§ **TASK PROMPT**
The records below should be copied in full, exactly as shown.

§ **Web page and app entries**

****************************************

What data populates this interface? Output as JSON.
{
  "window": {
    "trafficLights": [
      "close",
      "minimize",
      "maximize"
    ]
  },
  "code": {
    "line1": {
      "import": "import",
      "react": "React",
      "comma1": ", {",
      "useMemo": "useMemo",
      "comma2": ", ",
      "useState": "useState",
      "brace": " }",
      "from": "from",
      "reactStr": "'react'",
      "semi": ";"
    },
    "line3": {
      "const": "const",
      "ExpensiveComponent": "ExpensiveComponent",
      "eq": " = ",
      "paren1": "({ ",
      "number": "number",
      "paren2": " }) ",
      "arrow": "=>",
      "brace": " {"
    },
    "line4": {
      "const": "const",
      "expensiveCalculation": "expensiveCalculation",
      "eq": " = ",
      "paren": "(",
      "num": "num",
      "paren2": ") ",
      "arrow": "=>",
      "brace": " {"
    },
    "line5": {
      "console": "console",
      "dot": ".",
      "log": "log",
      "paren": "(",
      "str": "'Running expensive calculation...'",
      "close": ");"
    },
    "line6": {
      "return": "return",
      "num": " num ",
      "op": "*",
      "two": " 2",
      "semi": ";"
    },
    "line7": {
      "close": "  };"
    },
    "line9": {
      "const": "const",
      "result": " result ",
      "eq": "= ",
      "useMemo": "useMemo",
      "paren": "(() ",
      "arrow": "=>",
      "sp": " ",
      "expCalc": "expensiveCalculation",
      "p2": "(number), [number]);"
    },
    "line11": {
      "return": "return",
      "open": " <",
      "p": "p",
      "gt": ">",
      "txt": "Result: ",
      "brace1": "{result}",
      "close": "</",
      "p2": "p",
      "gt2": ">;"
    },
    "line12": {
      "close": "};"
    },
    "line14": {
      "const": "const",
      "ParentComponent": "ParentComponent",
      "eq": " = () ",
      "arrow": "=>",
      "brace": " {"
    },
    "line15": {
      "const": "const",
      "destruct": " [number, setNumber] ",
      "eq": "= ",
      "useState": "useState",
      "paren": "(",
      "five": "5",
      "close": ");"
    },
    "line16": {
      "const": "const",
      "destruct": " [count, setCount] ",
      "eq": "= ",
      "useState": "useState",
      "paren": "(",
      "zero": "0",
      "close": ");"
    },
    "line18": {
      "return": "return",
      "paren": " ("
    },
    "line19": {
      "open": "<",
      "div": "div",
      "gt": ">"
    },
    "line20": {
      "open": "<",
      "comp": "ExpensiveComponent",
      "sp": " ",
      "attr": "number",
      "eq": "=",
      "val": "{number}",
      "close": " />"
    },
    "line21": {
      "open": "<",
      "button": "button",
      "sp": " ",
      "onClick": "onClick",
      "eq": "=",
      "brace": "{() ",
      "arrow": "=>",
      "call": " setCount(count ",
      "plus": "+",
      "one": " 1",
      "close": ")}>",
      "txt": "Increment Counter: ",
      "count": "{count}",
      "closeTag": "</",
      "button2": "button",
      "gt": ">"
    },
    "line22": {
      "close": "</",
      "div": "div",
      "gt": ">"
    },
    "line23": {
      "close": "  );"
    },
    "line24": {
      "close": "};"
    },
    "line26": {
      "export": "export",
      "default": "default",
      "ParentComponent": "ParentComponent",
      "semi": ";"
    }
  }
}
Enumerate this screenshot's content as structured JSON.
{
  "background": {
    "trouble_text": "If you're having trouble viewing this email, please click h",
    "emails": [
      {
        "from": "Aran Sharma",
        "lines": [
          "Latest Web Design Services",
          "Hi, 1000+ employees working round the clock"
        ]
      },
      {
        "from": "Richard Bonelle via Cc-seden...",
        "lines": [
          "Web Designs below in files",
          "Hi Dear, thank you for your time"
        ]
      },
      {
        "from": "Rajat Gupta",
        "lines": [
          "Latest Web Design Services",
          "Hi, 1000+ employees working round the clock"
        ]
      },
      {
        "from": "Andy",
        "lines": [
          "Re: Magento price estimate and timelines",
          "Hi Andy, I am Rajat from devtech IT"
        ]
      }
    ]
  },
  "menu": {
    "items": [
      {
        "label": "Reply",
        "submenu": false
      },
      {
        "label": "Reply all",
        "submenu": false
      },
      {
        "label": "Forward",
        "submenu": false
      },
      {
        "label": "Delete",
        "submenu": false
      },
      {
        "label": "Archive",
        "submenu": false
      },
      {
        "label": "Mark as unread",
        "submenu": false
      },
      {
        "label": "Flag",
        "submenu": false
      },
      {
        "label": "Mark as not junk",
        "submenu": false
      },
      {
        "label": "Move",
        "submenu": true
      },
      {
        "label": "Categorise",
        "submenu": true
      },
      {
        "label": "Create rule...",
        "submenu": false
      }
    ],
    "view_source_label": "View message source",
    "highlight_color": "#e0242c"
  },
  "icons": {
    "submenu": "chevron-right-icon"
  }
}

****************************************

§ **FINAL ANSWER**
What data populates this interface? Output as JSON.
{
  "window": {
    "trafficLights": [
      "close",
      "minimize",
      "maximize"
    ]
  },
  "code": {
    "line1": {
      "import": "import",
      "react": "React",
      "comma1": ", {",
      "useMemo": "useMemo",
      "comma2": ", ",
      "useState": "useState",
      "brace": " }",
      "from": "from",
      "reactStr": "'react'",
      "semi": ";"
    },
    "line3": {
      "const": "const",
      "ExpensiveComponent": "ExpensiveComponent",
      "eq": " = ",
      "paren1": "({ ",
      "number": "number",
      "paren2": " }) ",
      "arrow": "=>",
      "brace": " {"
    },
    "line4": {
      "const": "const",
      "expensiveCalculation": "expensiveCalculation",
      "eq": " = ",
      "paren": "(",
      "num": "num",
      "paren2": ") ",
      "arrow": "=>",
      "brace": " {"
    },
    "line5": {
      "console": "console",
      "dot": ".",
      "log": "log",
      "paren": "(",
      "str": "'Running expensive calculation...'",
      "close": ");"
    },
    "line6": {
      "return": "return",
      "num": " num ",
      "op": "*",
      "two": " 2",
      "semi": ";"
    },
    "line7": {
      "close": "  };"
    },
    "line9": {
      "const": "const",
      "result": " result ",
      "eq": "= ",
      "useMemo": "useMemo",
      "paren": "(() ",
      "arrow": "=>",
      "sp": " ",
      "expCalc": "expensiveCalculation",
      "p2": "(number), [number]);"
    },
    "line11": {
      "return": "return",
      "open": " <",
      "p": "p",
      "gt": ">",
      "txt": "Result: ",
      "brace1": "{result}",
      "close": "</",
      "p2": "p",
      "gt2": ">;"
    },
    "line12": {
      "close": "};"
    },
    "line14": {
      "const": "const",
      "ParentComponent": "ParentComponent",
      "eq": " = () ",
      "arrow": "=>",
      "brace": " {"
    },
    "line15": {
      "const": "const",
      "destruct": " [number, setNumber] ",
      "eq": "= ",
      "useState": "useState",
      "paren": "(",
      "five": "5",
      "close": ");"
    },
    "line16": {
      "const": "const",
      "destruct": " [count, setCount] ",
      "eq": "= ",
      "useState": "useState",
      "paren": "(",
      "zero": "0",
      "close": ");"
    },
    "line18": {
      "return": "return",
      "paren": " ("
    },
    "line19": {
      "open": "<",
      "div": "div",
      "gt": ">"
    },
    "line20": {
      "open": "<",
      "comp": "ExpensiveComponent",
      "sp": " ",
      "attr": "number",
      "eq": "=",
      "val": "{number}",
      "close": " />"
    },
    "line21": {
      "open": "<",
      "button": "button",
      "sp": " ",
      "onClick": "onClick",
      "eq": "=",
      "brace": "{() ",
      "arrow": "=>",
      "call": " setCount(count ",
      "plus": "+",
      "one": " 1",
      "close": ")}>",
      "txt": "Increment Counter: ",
      "count": "{count}",
      "closeTag": "</",
      "button2": "button",
      "gt": ">"
    },
    "line22": {
      "close": "</",
      "div": "div",
      "gt": ">"
    },
    "line23": {
      "close": "  );"
    },
    "line24": {
      "close": "};"
    },
    "line26": {
      "export": "export",
      "default": "default",
      "ParentComponent": "ParentComponent",
      "semi": ";"
    }
  }
}
Enumerate this screenshot's content as structured JSON.
{
  "background": {
    "trouble_text": "If you're having trouble viewing this email, please click h",
    "emails": [
      {
        "from": "Aran Sharma",
        "lines": [
          "Latest Web Design Services",
          "Hi, 1000+ employees working round the clock"
        ]
      },
      {
        "from": "Richard Bonelle via Cc-seden...",
        "lines": [
          "Web Designs below in files",
          "Hi Dear, thank you for your time"
        ]
      },
      {
        "from": "Rajat Gupta",
        "lines": [
          "Latest Web Design Services",
          "Hi, 1000+ employees working round the clock"
        ]
      },
      {
        "from": "Andy",
        "lines": [
          "Re: Magento price estimate and timelines",
          "Hi Andy, I am Rajat from devtech IT"
        ]
      }
    ]
  },
  "menu": {
    "items": [
      {
        "label": "Reply",
        "submenu": false
      },
      {
        "label": "Reply all",
        "submenu": false
      },
      {
        "label": "Forward",
        "submenu": false
      },
      {
        "label": "Delete",
        "submenu": false
      },
      {
        "label": "Archive",
        "submenu": false
      },
      {
        "label": "Mark as unread",
        "submenu": false
      },
      {
        "label": "Flag",
        "submenu": false
      },
      {
        "label": "Mark as not junk",
        "submenu": false
      },
      {
        "label": "Move",
        "submenu": true
      },
      {
        "label": "Categorise",
        "submenu": true
      },
      {
        "label": "Create rule...",
        "submenu": false
      }
    ],
    "view_source_label": "View message source",
    "highlight_color": "#e0242c"
  },
  "icons": {
    "submenu": "chevron-right-icon"
  }
}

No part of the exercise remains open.